When Eric Steger won the Indiana Open last month, his victory wasn’t the only aspect that made the day special.
Forty years earlier, his father Scott Steger also won the Indiana Open. In the 105 years the tournament has been held in Indiana, there has not been a father and son to share the titles.
“It’s a cool record to have. We’ve got a ton of support from his friends. Everybody from all of his friends and my friends. It’s been a neat deal,” Steger said.
Steger scored 13-under par for three rounds of 71, 65, and 67, totaling to 203 strokes at Rock Hollow in Peru. In 1980, Scott’s winning score was 285 (69, 74, 73, 69), three-under par, at Golf Club of Indiana in Lebanon.
“My wins were so long ago. So many things have happened … For it to come back full circle 40 years later is neat to see,” Scott said.
In addition to winning the Indiana Open, Steger and Scott both have won the Indiana Amateur tournament. Steger took the title in 2010 at the Country Club of Indianapolis (CCI) with a score of 277. Scott won in 1975 at 290, which was two-over par. At the time, Scott’s score was the highest-winning score for the state amateur division.
Although Scott won by five shots that year, organizers decided to make the course more challenging for him and the other 1975 tournament participants.
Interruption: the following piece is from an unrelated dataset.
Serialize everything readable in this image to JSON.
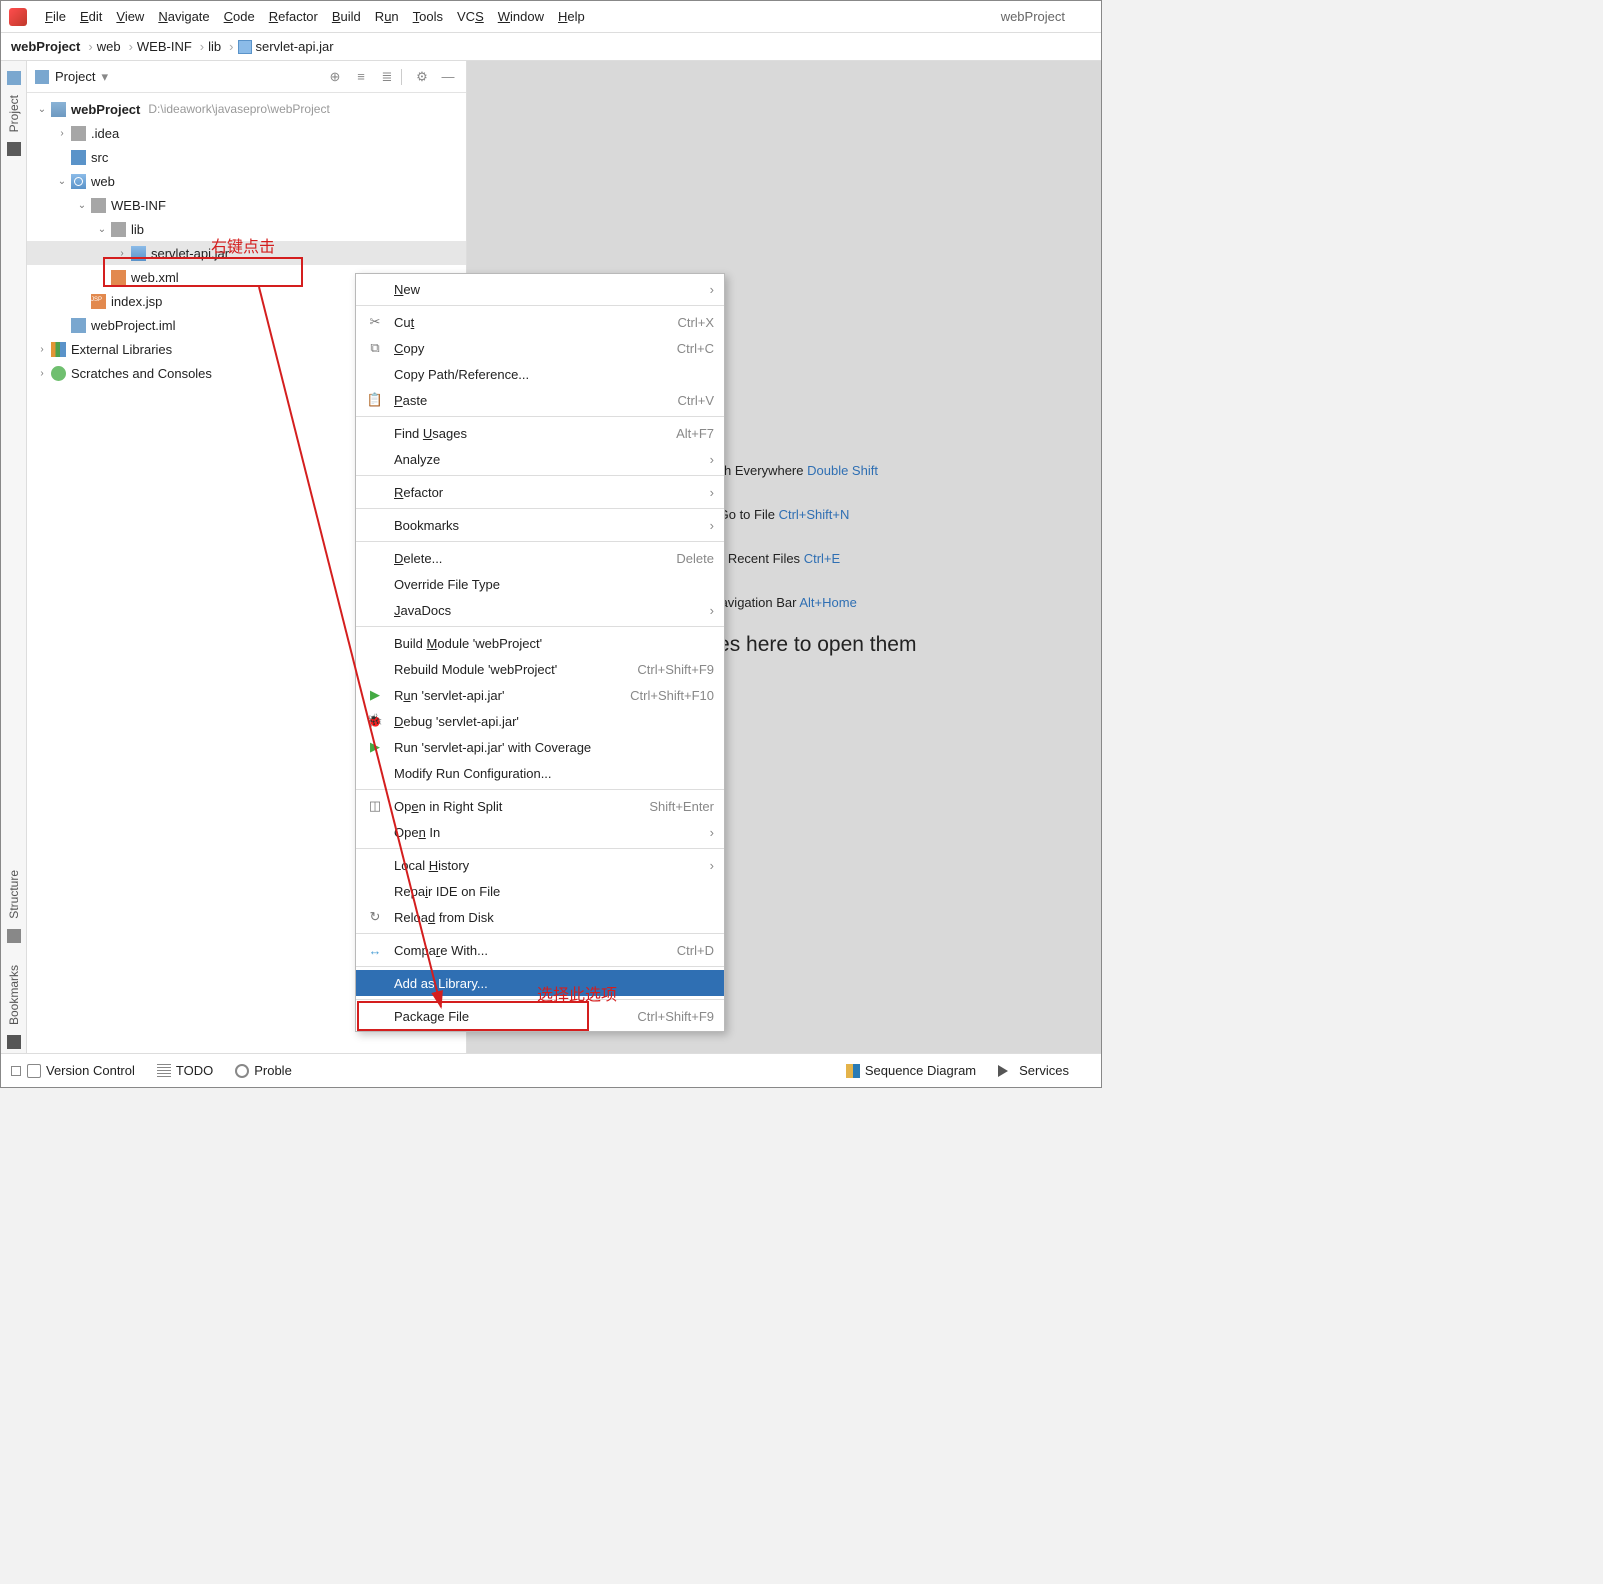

“The year before there was a guy that set the all-time state amateur record at 16-under par for four rounds. They decided to let the rough grow up to make it more difficult, so the next year when I won, the winning score was two-over par,” Scott said.
Scott earned six second-place finishes in his lifetime during the PGA Tour open and amateur tournaments. Since Steger is only 30 years old, he will have many more opportunities to win again, said Scott.
With his professional golf career currently on hold due to the COVID-19 pandemic, Steger works as a golf pro at Wildcat Golf Course and plays in the Indiana PGA section events. In the fall, he plans to go back on the PGA Tour Latinoamérica as restrictions allow.
Scott works as a full-time golf instructor at Wildcat Golf Course in Kokomo and Pebble Brook Golf Club in Noblesville, mostly giving lessons to women and children. Wildcat recently finished two junior camps with nearly 50 kids. Scott said he has been trying to “keep golf going up here in the Kokomo-area.”
When asked what the two men liked about the game, they both said they enjoyed the outdoors, solitude, and the personal responsibility golf provides.
“Mentally it’s rewarding when you play well because there’s nobody else to tell good job to except for yourself, mentally, nobody else is helping you hit a shot. You’re doing all the work, but on the other side of that, if you don’t play well, it’s on you too,” Steger said.
Both Steger and Scott got their starts at golf at young ages after playing baseball and deciding they’d rather swing golf clubs than baseball bats. Steger attended Noblesville High School before following in his father’s footsteps as a Ball State Cardinal from 2007 to 2011. Scott attended Anderson High School before attending Ball State University from 1974 to 1978.